• **Information provided**
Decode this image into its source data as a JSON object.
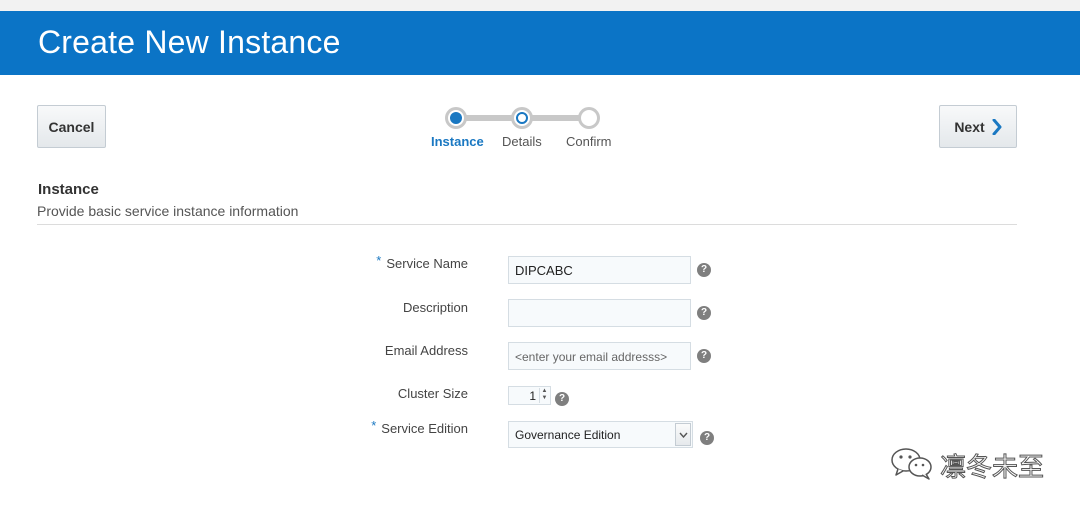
{
  "header": {
    "title": "Create New Instance"
  },
  "actions": {
    "cancel_label": "Cancel",
    "next_label": "Next"
  },
  "train": {
    "steps": [
      {
        "label": "Instance",
        "state": "current"
      },
      {
        "label": "Details",
        "state": "next"
      },
      {
        "label": "Confirm",
        "state": "pending"
      }
    ]
  },
  "section": {
    "title": "Instance",
    "subtitle": "Provide basic service instance information"
  },
  "form": {
    "required_mark": "*",
    "service_name": {
      "label": "Service Name",
      "value": "DIPCABC",
      "required": true
    },
    "description": {
      "label": "Description",
      "value": ""
    },
    "email": {
      "label": "Email Address",
      "placeholder": "<enter your email addresss>"
    },
    "cluster_size": {
      "label": "Cluster Size",
      "value": "1"
    },
    "service_edition": {
      "label": "Service Edition",
      "value": "Governance Edition",
      "required": true
    }
  },
  "help_glyph": "?",
  "watermark": {
    "text": "凛冬未至",
    "icon": "wechat-logo-icon"
  },
  "colors": {
    "header_bg": "#0b74c6",
    "accent": "#1a78c2",
    "help_icon": "#7f7f7f"
  }
}
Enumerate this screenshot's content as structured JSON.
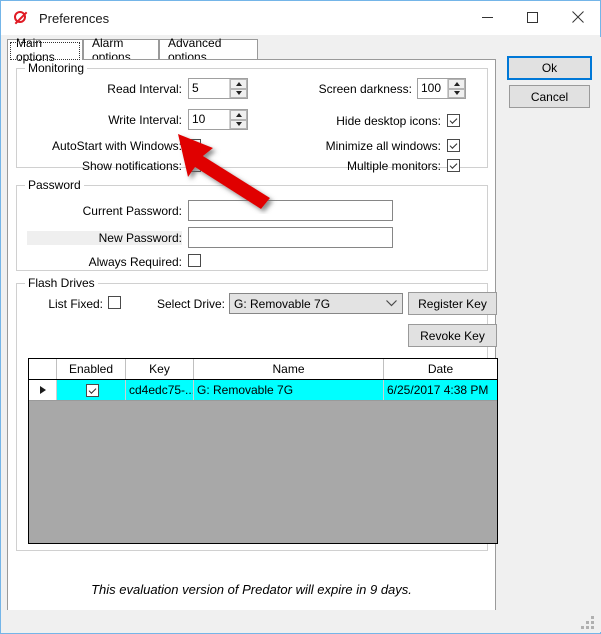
{
  "window": {
    "title": "Preferences",
    "icon": "prohibited-icon",
    "controls": {
      "minimize": "minimize-icon",
      "maximize": "maximize-icon",
      "close": "close-icon"
    }
  },
  "tabs": [
    {
      "label": "Main options",
      "selected": true
    },
    {
      "label": "Alarm options",
      "selected": false
    },
    {
      "label": "Advanced options",
      "selected": false
    }
  ],
  "monitoring": {
    "group_label": "Monitoring",
    "read_interval": {
      "label": "Read Interval:",
      "value": "5"
    },
    "write_interval": {
      "label": "Write Interval:",
      "value": "10"
    },
    "autostart": {
      "label": "AutoStart with Windows:",
      "checked": false
    },
    "show_notifications": {
      "label": "Show notifications:",
      "checked": true
    },
    "screen_darkness": {
      "label": "Screen darkness:",
      "value": "100"
    },
    "hide_desktop_icons": {
      "label": "Hide desktop icons:",
      "checked": true
    },
    "minimize_all_windows": {
      "label": "Minimize all windows:",
      "checked": true
    },
    "multiple_monitors": {
      "label": "Multiple monitors:",
      "checked": true
    }
  },
  "password": {
    "group_label": "Password",
    "current_password": {
      "label": "Current Password:",
      "value": "",
      "placeholder": ""
    },
    "new_password": {
      "label": "New Password:",
      "value": "",
      "placeholder": ""
    },
    "always_required": {
      "label": "Always Required:",
      "checked": false
    }
  },
  "flash_drives": {
    "group_label": "Flash Drives",
    "list_fixed": {
      "label": "List Fixed:",
      "checked": false
    },
    "select_drive": {
      "label": "Select Drive:",
      "value": "G: Removable 7G",
      "arrow": "chevron-down-icon"
    },
    "register_key_label": "Register Key",
    "revoke_key_label": "Revoke Key",
    "table": {
      "headers": [
        "",
        "Enabled",
        "Key",
        "Name",
        "Date"
      ],
      "rows": [
        {
          "selector": "row-selector-icon",
          "enabled": true,
          "key": "cd4edc75-...",
          "name": "G: Removable 7G",
          "date": "6/25/2017 4:38 PM",
          "selected": true
        }
      ]
    }
  },
  "footer": {
    "text": "This evaluation version of Predator will expire in 9 days."
  },
  "buttons": {
    "ok": "Ok",
    "cancel": "Cancel"
  },
  "colors": {
    "accent": "#0078d7",
    "selected_row": "#00ffff",
    "grid_background": "#a8a8a8",
    "annotation_arrow": "#e00000",
    "window_border": "#74b5e8"
  }
}
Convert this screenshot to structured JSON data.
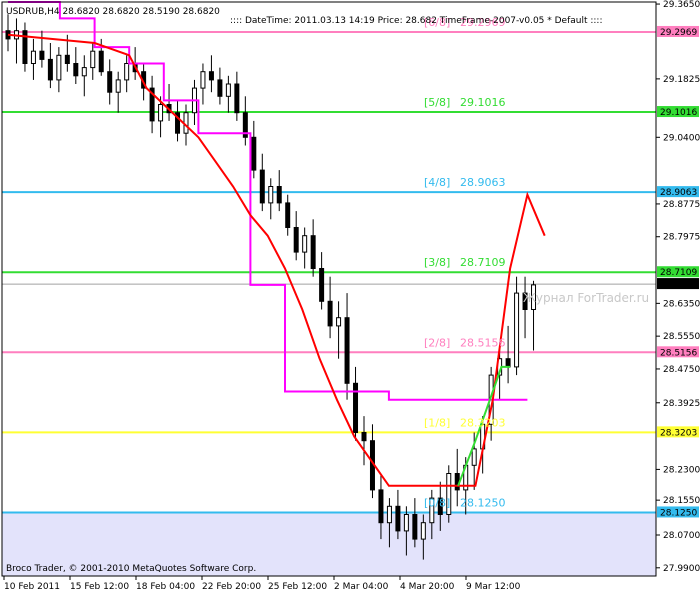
{
  "header": {
    "symbol_info": "USDRUB,H4  28.6820 28.6820 28.5190 28.6820",
    "info": ":::: DateTime: 2011.03.13 14:19   Price: 28.682   TimeFrame-2007-v0.05    *  Default  ::::"
  },
  "watermark": "Журнал ForTrader.ru",
  "copyright": "Broco Trader, © 2001-2010 MetaQuotes Software Corp.",
  "colors": {
    "pink": "#ff7fbf",
    "green": "#33dd33",
    "cyan": "#33bbee",
    "yellow": "#ffff33",
    "magenta": "#ff00ff",
    "red": "#ff0000",
    "band": "#e3e3fb"
  },
  "chart_data": {
    "type": "candlestick",
    "y_range": [
      27.97,
      29.37
    ],
    "y_ticks": [
      "29.3650",
      "29.1825",
      "29.0400",
      "28.8775",
      "28.7975",
      "28.6350",
      "28.5550",
      "28.4750",
      "28.3925",
      "28.2300",
      "28.1550",
      "28.0700",
      "27.9900"
    ],
    "x_ticks": [
      "10 Feb 2011",
      "15 Feb 12:00",
      "18 Feb 04:00",
      "22 Feb 20:00",
      "25 Feb 12:00",
      "2 Mar 04:00",
      "4 Mar 20:00",
      "9 Mar 12:00"
    ],
    "current_price": "28.6820",
    "murrey_levels": [
      {
        "label": "[6/8]",
        "value": "29.2969",
        "tag": "29.2969",
        "color": "pink"
      },
      {
        "label": "[5/8]",
        "value": "29.1016",
        "tag": "29.1016",
        "color": "green"
      },
      {
        "label": "[4/8]",
        "value": "28.9063",
        "tag": "28.9063",
        "color": "cyan"
      },
      {
        "label": "[3/8]",
        "value": "28.7109",
        "tag": "28.7109",
        "color": "green"
      },
      {
        "label": "[2/8]",
        "value": "28.5156",
        "tag": "28.5156",
        "color": "pink"
      },
      {
        "label": "[1/8]",
        "value": "28.3203",
        "tag": "28.3203",
        "color": "yellow"
      },
      {
        "label": "[0/8]",
        "value": "28.1250",
        "tag": "28.1250",
        "color": "cyan"
      }
    ],
    "magenta_line": [
      [
        0,
        29.37
      ],
      [
        3,
        29.37
      ],
      [
        3,
        29.33
      ],
      [
        5,
        29.33
      ],
      [
        5,
        29.26
      ],
      [
        7,
        29.26
      ],
      [
        7,
        29.22
      ],
      [
        9,
        29.22
      ],
      [
        9,
        29.13
      ],
      [
        11,
        29.13
      ],
      [
        11,
        29.05
      ],
      [
        14,
        29.05
      ],
      [
        14,
        28.68
      ],
      [
        16,
        28.68
      ],
      [
        16,
        28.42
      ],
      [
        22,
        28.42
      ],
      [
        22,
        28.4
      ],
      [
        30,
        28.4
      ]
    ],
    "magenta_top": [
      [
        3,
        29.37
      ],
      [
        3,
        29.37
      ]
    ],
    "red_line": [
      [
        0,
        29.29
      ],
      [
        5,
        29.27
      ],
      [
        7,
        29.24
      ],
      [
        8,
        29.16
      ],
      [
        9,
        29.12
      ],
      [
        10,
        29.08
      ],
      [
        11,
        29.04
      ],
      [
        12,
        28.98
      ],
      [
        13,
        28.92
      ],
      [
        14,
        28.85
      ],
      [
        15,
        28.8
      ],
      [
        16,
        28.72
      ],
      [
        17,
        28.62
      ],
      [
        18,
        28.5
      ],
      [
        19,
        28.4
      ],
      [
        20,
        28.31
      ],
      [
        21,
        28.25
      ],
      [
        22,
        28.19
      ],
      [
        26,
        28.19
      ],
      [
        27,
        28.19
      ],
      [
        28,
        28.4
      ],
      [
        29,
        28.72
      ],
      [
        30,
        28.9
      ],
      [
        31,
        28.8
      ]
    ],
    "green_line": [
      [
        26,
        28.19
      ],
      [
        27,
        28.3
      ],
      [
        28,
        28.42
      ],
      [
        28.5,
        28.48
      ],
      [
        29,
        28.48
      ]
    ],
    "candles_note": "approximate OHLC bars",
    "candles": [
      [
        29.3,
        29.34,
        29.25,
        29.28
      ],
      [
        29.28,
        29.33,
        29.22,
        29.3
      ],
      [
        29.3,
        29.32,
        29.2,
        29.22
      ],
      [
        29.22,
        29.28,
        29.18,
        29.25
      ],
      [
        29.25,
        29.3,
        29.21,
        29.23
      ],
      [
        29.23,
        29.27,
        29.16,
        29.18
      ],
      [
        29.18,
        29.26,
        29.15,
        29.24
      ],
      [
        29.24,
        29.29,
        29.2,
        29.22
      ],
      [
        29.22,
        29.26,
        29.17,
        29.19
      ],
      [
        29.19,
        29.24,
        29.14,
        29.21
      ],
      [
        29.21,
        29.27,
        29.18,
        29.25
      ],
      [
        29.25,
        29.28,
        29.19,
        29.2
      ],
      [
        29.2,
        29.23,
        29.12,
        29.15
      ],
      [
        29.15,
        29.2,
        29.1,
        29.18
      ],
      [
        29.18,
        29.24,
        29.15,
        29.22
      ],
      [
        29.22,
        29.26,
        29.18,
        29.2
      ],
      [
        29.2,
        29.22,
        29.13,
        29.16
      ],
      [
        29.16,
        29.19,
        29.05,
        29.08
      ],
      [
        29.08,
        29.14,
        29.04,
        29.12
      ],
      [
        29.12,
        29.17,
        29.08,
        29.1
      ],
      [
        29.1,
        29.13,
        29.03,
        29.05
      ],
      [
        29.05,
        29.12,
        29.02,
        29.1
      ],
      [
        29.1,
        29.18,
        29.07,
        29.16
      ],
      [
        29.16,
        29.22,
        29.12,
        29.2
      ],
      [
        29.2,
        29.24,
        29.15,
        29.18
      ],
      [
        29.18,
        29.21,
        29.12,
        29.14
      ],
      [
        29.14,
        29.19,
        29.1,
        29.17
      ],
      [
        29.17,
        29.2,
        29.08,
        29.1
      ],
      [
        29.1,
        29.14,
        29.02,
        29.04
      ],
      [
        29.04,
        29.08,
        28.94,
        28.96
      ],
      [
        28.96,
        29.0,
        28.86,
        28.88
      ],
      [
        28.88,
        28.94,
        28.84,
        28.92
      ],
      [
        28.92,
        28.96,
        28.86,
        28.88
      ],
      [
        28.88,
        28.9,
        28.8,
        28.82
      ],
      [
        28.82,
        28.86,
        28.74,
        28.76
      ],
      [
        28.76,
        28.82,
        28.72,
        28.8
      ],
      [
        28.8,
        28.84,
        28.7,
        28.72
      ],
      [
        28.72,
        28.76,
        28.62,
        28.64
      ],
      [
        28.64,
        28.7,
        28.55,
        28.58
      ],
      [
        28.58,
        28.64,
        28.5,
        28.6
      ],
      [
        28.6,
        28.66,
        28.4,
        28.44
      ],
      [
        28.44,
        28.48,
        28.3,
        28.32
      ],
      [
        28.32,
        28.36,
        28.24,
        28.3
      ],
      [
        28.3,
        28.34,
        28.16,
        28.18
      ],
      [
        28.18,
        28.22,
        28.06,
        28.1
      ],
      [
        28.1,
        28.16,
        28.04,
        28.14
      ],
      [
        28.14,
        28.18,
        28.06,
        28.08
      ],
      [
        28.08,
        28.14,
        28.02,
        28.12
      ],
      [
        28.12,
        28.16,
        28.04,
        28.06
      ],
      [
        28.06,
        28.12,
        28.01,
        28.1
      ],
      [
        28.1,
        28.18,
        28.06,
        28.16
      ],
      [
        28.16,
        28.2,
        28.08,
        28.12
      ],
      [
        28.12,
        28.24,
        28.1,
        28.22
      ],
      [
        28.22,
        28.28,
        28.14,
        28.18
      ],
      [
        28.18,
        28.26,
        28.12,
        28.24
      ],
      [
        28.24,
        28.32,
        28.18,
        28.28
      ],
      [
        28.28,
        28.36,
        28.22,
        28.34
      ],
      [
        28.34,
        28.48,
        28.3,
        28.46
      ],
      [
        28.46,
        28.54,
        28.4,
        28.5
      ],
      [
        28.5,
        28.58,
        28.44,
        28.48
      ],
      [
        28.48,
        28.7,
        28.46,
        28.66
      ],
      [
        28.66,
        28.7,
        28.55,
        28.62
      ],
      [
        28.62,
        28.69,
        28.52,
        28.68
      ]
    ]
  }
}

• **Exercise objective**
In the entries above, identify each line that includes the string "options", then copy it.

• **Written response**
      "label": "Main options",
      "label": "Alarm options",
      "label": "Advanced options",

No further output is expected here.